§ **ASSIGNMENT**: Select from the data all lines with the word "true".

§ **RECORD EXTRACTS**:
= = = =
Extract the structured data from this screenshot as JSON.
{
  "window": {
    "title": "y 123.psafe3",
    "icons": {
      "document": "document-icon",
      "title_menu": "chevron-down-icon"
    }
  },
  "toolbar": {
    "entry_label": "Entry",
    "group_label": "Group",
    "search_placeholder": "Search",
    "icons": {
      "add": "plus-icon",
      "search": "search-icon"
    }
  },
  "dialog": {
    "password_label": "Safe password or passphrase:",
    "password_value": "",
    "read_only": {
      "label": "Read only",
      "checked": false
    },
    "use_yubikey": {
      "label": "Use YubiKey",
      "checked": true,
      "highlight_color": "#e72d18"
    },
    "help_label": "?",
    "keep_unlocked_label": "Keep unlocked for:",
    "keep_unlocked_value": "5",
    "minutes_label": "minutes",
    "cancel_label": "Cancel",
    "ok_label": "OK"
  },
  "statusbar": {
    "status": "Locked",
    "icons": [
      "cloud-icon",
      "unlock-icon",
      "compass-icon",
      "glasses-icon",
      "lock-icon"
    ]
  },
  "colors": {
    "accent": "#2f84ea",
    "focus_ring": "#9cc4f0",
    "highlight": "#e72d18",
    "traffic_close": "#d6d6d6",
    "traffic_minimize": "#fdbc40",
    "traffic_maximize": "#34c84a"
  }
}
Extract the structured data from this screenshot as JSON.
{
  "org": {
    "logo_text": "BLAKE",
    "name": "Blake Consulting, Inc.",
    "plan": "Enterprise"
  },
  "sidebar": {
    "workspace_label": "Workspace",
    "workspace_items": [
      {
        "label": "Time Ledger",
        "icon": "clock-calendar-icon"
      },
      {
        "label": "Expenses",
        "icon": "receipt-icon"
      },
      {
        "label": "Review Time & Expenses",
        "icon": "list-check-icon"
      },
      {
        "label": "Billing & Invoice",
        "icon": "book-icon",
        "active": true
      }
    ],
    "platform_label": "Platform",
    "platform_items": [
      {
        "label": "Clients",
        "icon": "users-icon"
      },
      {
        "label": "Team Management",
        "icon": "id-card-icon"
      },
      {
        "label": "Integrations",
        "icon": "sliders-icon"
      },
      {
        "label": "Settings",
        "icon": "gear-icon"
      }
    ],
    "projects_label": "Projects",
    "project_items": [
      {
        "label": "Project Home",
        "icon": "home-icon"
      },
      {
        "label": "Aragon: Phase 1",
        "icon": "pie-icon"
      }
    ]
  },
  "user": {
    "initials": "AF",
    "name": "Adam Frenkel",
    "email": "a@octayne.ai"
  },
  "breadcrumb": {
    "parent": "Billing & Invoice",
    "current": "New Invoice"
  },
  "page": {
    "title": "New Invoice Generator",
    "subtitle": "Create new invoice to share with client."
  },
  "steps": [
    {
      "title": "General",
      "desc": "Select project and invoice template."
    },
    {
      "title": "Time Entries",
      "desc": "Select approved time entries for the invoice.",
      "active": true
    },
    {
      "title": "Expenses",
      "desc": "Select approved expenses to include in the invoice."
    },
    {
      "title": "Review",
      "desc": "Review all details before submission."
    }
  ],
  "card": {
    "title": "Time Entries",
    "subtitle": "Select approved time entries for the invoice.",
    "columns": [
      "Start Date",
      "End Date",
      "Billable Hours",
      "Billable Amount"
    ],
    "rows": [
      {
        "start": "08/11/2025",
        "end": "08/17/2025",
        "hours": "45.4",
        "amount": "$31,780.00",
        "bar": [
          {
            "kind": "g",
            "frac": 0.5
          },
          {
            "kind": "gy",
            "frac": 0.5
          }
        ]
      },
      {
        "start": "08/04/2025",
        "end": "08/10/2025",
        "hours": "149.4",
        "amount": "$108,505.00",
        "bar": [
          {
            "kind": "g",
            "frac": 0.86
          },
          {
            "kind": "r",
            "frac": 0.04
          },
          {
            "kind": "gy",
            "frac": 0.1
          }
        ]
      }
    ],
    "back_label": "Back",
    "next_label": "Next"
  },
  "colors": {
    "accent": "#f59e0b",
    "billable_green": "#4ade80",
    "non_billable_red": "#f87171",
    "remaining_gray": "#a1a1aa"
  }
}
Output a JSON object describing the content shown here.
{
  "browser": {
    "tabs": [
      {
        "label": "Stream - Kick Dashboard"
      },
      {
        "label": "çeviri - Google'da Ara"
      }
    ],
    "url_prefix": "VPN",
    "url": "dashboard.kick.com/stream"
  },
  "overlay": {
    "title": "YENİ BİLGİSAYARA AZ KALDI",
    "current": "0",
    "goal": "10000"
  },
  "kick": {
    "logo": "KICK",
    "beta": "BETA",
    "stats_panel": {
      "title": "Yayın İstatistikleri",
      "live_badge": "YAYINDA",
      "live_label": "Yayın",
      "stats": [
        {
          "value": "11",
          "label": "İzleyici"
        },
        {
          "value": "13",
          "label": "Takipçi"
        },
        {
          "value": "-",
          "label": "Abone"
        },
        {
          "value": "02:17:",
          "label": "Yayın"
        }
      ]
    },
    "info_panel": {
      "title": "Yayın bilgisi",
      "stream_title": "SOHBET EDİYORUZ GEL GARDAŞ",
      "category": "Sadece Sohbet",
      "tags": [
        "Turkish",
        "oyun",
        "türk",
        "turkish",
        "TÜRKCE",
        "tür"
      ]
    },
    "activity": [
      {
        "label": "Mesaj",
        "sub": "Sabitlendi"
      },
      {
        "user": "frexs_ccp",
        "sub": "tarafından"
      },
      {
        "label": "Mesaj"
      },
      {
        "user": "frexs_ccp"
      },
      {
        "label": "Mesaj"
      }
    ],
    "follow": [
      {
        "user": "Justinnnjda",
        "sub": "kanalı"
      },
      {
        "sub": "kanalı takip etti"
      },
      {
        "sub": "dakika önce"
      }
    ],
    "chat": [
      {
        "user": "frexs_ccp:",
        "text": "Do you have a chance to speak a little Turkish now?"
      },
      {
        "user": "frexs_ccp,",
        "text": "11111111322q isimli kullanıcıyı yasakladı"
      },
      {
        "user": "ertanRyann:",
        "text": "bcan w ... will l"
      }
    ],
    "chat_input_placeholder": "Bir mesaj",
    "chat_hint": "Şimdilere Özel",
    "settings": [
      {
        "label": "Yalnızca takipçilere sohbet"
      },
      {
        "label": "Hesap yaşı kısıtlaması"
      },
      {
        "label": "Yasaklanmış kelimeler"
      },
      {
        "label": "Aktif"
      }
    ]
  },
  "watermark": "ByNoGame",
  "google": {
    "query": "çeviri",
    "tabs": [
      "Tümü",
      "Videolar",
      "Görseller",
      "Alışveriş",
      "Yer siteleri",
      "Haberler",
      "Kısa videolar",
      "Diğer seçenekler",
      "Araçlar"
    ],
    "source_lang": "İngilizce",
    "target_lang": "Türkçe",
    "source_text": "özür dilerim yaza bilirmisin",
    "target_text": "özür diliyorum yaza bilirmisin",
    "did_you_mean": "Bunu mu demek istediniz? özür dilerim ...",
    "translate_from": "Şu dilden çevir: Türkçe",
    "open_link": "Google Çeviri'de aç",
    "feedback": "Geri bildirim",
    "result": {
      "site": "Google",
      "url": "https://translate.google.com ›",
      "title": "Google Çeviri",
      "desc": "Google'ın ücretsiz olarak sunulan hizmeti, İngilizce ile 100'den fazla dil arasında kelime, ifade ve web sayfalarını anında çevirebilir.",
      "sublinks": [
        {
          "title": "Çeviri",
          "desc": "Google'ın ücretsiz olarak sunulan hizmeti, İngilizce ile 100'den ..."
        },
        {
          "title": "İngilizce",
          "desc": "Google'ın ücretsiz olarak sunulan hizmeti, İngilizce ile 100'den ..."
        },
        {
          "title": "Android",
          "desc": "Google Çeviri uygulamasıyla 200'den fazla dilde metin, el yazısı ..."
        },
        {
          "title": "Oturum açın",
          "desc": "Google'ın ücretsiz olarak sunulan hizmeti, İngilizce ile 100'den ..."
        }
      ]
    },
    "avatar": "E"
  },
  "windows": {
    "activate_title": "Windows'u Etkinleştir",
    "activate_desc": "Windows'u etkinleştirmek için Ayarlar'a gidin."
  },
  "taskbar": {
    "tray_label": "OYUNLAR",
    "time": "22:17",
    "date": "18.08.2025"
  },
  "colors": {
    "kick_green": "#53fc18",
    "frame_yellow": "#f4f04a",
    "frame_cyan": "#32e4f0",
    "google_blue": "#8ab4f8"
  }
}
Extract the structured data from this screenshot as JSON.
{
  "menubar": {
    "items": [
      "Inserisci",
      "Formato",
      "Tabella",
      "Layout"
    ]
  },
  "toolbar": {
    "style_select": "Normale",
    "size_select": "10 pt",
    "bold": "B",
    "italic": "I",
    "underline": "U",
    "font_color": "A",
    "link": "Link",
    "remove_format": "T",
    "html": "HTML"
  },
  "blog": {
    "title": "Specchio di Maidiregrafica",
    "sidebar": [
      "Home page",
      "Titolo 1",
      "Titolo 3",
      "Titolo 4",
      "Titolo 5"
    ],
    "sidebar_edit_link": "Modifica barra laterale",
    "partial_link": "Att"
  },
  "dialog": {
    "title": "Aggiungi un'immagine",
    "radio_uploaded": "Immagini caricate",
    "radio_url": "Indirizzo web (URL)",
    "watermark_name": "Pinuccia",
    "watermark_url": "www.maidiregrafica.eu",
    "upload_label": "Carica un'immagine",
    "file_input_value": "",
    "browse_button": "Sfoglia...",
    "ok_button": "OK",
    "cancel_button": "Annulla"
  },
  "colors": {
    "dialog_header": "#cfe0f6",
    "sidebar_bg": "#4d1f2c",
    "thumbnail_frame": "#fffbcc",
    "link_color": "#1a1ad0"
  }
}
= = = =
§ **COMPLETED TASK**:
      "checked": true,
        "active": true
      "active": true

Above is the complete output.